**Your instructions**
Could you return all of the records exactly as they stand?

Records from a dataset
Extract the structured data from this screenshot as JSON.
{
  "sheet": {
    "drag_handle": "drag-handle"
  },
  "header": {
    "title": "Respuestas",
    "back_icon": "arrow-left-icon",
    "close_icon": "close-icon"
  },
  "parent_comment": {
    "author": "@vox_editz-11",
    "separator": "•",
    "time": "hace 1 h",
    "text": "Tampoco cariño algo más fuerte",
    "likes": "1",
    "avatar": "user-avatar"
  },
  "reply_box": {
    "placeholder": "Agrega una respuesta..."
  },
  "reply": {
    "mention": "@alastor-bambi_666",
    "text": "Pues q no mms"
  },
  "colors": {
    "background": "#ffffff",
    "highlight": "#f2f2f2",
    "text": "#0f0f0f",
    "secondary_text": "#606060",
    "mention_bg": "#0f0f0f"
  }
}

**Written solution**
Extract the structured data from this screenshot as JSON.
{
  "sheet": {
    "drag_handle": "drag-handle"
  },
  "header": {
    "title": "Respuestas",
    "back_icon": "arrow-left-icon",
    "close_icon": "close-icon"
  },
  "parent_comment": {
    "author": "@vox_editz-11",
    "separator": "•",
    "time": "hace 1 h",
    "text": "Tampoco cariño algo más fuerte",
    "likes": "1",
    "avatar": "user-avatar"
  },
  "reply_box": {
    "placeholder": "Agrega una respuesta..."
  },
  "reply": {
    "mention": "@alastor-bambi_666",
    "text": "Pues q no mms"
  },
  "colors": {
    "background": "#ffffff",
    "highlight": "#f2f2f2",
    "text": "#0f0f0f",
    "secondary_text": "#606060",
    "mention_bg": "#0f0f0f"
  }
}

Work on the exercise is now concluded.